On Wednesday afternoon (7/6/22), we followed a column of smoke and came upon a well-involved 3-sty newly constructed house @ 910 N Wood, extending to 912 N Wood in Chicago. This home was under construction at the time of the fire, and appeared to be receiving spray foam insulation. Engine 30 arrived and deck-gunned the front of the house, while Engine 14 backed down the alley and deck-gunned the rear. In all, six hand lines were in use with the two deck guns. Heavy fire consumed the attic space of the exposure house to the north. CFD did a great job and brought it under control quickly. Here are some shots from the fire. Full gallery is on our site.
3-11 Alarm + Level 1 Hazmat for fire in a nickel plating company at 1223 W Lake Street in Chicago 2/21/19.
3-11 Alarm fire in the pallet yard at 456 N. Damen Avenue, 9-19-16

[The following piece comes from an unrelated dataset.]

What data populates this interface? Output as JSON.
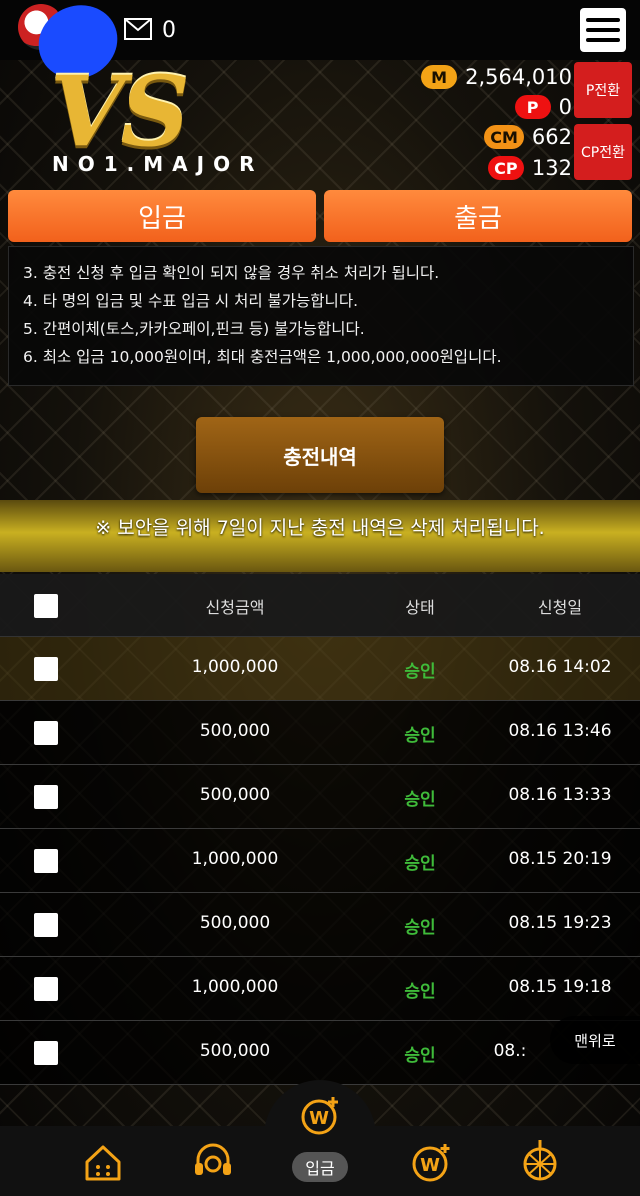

Chicago, IL 3-11 at Cullerton and Morgan October 9th, 1988
I took this fire in from Hoffman Estates as soon as I heard the still and box. (thank God there was no traffic on the Kennedy Expressway). This was a vacant 6-story factory, 200×150, and they had heavy fire on the 5th and 6th floors when I arrived.
There were several special calls that eventually brought ALL six tower ladders to the scene and all six were set-up and working simultaneously. They would use 6-TLs, 2-ladder pipes and 1 Snorkel along with several handlines to bring this fire under control. TL39 and TL21 were on Morgan street. TL14 was in the rear off Morgan next to Trk 4. Squad 1 was at the corner of Cullerton and Morgan. TL10, TL62, and TL23 were set-up along Morgan Street.
I was lucky enough that the shot with the nose of Squad 1 in the foreground and the corner of the building with heavy fire was on the cover of Firehouse Magazine in May of 1989.
These were all shot on Kodachrome 200, they were scanned and run through Lightroom 5 to adjust the exposures.
The link to my smugmug site is below.
Chicago area fire photographer Erick Haak submitted the following account of his beginning as a fire photographer.
In honor of the opening of this great endeavor, I thought I would share some of my first pictures and a short tale about how I became interested in fire photography.
In the winter of 2006, I had become bored with my usual routine and decided that I wanted to do something different. As a middle school teacher, I occasionally found myself with a lot of time on my hands. So that December, I decided I would take my interest in photography and begin doing a photo study about all of the fire stations in the city of Chicago. I had no clue what I was doing. I knew nothing about the fire department and had to look up each house on a map and do a few a day. I was the kind of person who would have easily called an engine a “fire truck”. I didn’t own a scanner and didn’t know much about the north side of the city.
On the day after Christmas, I headed out to add a few houses to the ones I had already shot earlier that month. I had six stations that I was going to make it to that day, and Engine 14 was the last on my list. I arrived at their quarters just after noon and as I began to snap off a few photos, the doors opened up and the lights of Engine 14 and Truck 19 went on. At the time I didn’t know that companies routinely went on ambulance assists and box checks and the rest of the daily grind. I thought immediately that they must be going to a fire!
I ran to my car and began heading down Chicago Avenue. I could see the lights up ahead in the distance but they had gained a lot on me and I was hoping I wouldn’t lose them. I had no idea where they were going. As I sat through a few red lights I realized that they had stopped a few blocks ahead. At first, I wasn’t sure if there was a fire as the smoke conditions in the front of the building weren’t much. The second photo of Truck 19 raising their aerial is what I saw as I approached and you can see there was a little smoke showing from the front door of a pizza place.
I ran around the back to the alley and found that the seat of the fire was in the kitchen. There was a wood frame addition in the rear of the 2-story ordinary which housed supplies and the fire was quickly spreading to this addition. The cook of the restaurant hesitated calling the fire department when he had tried to contain a flash over on his own.
The fire would eventually be boxed and the rest of the story you can see in the pictures. The fire consumed the back portion and pushed through the roof. Eventually companies took position next door to get a better vantage point. The 12th battalion chief can be seen in the last photo checking on conditions as these companies hit the fire from above. I think I went out and bought a scanner the next day. I had no idea how hard it would be to get in this position again! Being on scene as the first due companies are stretching can be a tough task and I have been pursuing that scenario ever since.